Data excerpts —
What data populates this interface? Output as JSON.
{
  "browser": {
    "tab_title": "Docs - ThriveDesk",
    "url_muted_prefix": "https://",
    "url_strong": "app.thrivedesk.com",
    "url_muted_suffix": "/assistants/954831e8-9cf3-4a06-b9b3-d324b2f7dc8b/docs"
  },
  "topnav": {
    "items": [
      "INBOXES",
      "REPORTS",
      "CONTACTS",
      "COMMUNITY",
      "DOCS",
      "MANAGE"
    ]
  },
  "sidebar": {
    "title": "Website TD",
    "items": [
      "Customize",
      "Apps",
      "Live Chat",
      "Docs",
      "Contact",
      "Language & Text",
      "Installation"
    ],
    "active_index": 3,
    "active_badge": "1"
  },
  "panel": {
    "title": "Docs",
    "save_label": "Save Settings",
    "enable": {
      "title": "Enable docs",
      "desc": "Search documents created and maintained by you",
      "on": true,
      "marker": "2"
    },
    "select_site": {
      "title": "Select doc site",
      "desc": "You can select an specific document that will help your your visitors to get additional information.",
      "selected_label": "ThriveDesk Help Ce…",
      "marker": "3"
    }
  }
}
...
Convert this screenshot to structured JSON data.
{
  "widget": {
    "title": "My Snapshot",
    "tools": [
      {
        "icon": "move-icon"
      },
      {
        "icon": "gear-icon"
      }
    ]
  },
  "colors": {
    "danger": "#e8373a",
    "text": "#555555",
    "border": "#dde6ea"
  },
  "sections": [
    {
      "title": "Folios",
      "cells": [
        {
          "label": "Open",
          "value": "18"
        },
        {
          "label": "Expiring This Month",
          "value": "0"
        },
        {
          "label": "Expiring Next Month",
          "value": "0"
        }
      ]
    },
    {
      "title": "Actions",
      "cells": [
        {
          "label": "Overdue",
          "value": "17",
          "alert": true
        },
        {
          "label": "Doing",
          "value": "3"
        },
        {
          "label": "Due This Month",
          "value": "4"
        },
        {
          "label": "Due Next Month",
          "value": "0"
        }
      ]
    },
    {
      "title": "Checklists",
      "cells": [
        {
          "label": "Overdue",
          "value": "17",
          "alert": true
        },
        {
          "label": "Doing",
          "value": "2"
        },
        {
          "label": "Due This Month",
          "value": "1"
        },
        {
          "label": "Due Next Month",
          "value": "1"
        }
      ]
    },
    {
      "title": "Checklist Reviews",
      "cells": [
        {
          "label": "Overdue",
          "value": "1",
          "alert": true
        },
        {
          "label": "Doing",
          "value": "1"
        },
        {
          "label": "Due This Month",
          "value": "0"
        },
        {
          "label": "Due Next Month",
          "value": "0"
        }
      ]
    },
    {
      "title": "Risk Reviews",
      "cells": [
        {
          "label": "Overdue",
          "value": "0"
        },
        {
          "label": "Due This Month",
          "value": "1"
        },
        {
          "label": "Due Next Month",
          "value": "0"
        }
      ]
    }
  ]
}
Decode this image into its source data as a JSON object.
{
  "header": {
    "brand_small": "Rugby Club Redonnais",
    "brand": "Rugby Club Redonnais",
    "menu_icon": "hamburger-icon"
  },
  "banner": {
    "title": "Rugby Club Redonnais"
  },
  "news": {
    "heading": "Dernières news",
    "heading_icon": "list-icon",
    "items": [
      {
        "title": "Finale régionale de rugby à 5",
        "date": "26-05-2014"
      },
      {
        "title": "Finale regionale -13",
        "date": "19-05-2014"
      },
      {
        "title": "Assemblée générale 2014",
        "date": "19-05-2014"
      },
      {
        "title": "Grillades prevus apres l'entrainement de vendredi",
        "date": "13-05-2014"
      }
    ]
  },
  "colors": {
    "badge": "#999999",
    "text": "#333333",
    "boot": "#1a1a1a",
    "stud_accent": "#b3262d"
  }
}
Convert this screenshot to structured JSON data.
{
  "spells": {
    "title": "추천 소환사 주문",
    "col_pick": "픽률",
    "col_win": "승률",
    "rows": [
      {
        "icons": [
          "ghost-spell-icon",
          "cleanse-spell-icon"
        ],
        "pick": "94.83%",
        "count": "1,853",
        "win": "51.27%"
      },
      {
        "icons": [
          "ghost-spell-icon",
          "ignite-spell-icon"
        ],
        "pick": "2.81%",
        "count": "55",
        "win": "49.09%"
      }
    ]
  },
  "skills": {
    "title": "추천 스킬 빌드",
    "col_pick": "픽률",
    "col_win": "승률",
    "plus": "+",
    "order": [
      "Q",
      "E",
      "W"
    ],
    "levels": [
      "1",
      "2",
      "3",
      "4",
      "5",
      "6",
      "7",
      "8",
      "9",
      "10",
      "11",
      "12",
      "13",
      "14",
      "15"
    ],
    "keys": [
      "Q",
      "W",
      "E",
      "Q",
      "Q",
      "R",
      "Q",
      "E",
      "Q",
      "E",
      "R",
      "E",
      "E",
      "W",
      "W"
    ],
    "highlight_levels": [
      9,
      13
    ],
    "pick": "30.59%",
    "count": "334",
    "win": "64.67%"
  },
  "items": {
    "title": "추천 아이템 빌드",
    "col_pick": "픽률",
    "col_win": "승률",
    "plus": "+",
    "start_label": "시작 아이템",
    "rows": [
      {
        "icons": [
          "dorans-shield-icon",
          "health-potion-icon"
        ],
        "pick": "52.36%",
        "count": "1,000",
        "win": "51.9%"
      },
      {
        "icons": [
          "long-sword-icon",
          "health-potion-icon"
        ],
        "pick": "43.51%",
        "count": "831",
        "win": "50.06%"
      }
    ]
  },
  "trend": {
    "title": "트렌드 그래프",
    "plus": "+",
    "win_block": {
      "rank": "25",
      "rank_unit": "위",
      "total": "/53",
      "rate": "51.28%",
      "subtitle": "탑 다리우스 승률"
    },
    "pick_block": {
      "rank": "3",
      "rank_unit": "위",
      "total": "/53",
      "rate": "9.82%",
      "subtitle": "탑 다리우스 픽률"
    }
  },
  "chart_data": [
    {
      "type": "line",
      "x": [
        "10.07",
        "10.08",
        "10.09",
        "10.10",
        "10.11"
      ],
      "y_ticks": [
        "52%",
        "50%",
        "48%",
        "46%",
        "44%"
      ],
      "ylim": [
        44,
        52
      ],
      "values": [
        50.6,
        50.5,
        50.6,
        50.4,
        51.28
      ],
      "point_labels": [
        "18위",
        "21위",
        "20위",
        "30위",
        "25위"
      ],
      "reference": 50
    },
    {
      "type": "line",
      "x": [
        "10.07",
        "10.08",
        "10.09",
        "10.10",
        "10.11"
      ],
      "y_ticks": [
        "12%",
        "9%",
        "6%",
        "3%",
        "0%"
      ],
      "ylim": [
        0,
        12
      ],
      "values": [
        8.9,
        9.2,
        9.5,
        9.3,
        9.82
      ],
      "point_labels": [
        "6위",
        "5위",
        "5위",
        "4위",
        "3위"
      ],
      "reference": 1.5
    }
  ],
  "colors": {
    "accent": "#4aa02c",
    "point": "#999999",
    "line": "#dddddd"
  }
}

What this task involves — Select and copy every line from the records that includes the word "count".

Answer to the problem —
        "count": "1,853",
        "count": "55",
    "count": "334",
        "count": "1,000",
        "count": "831",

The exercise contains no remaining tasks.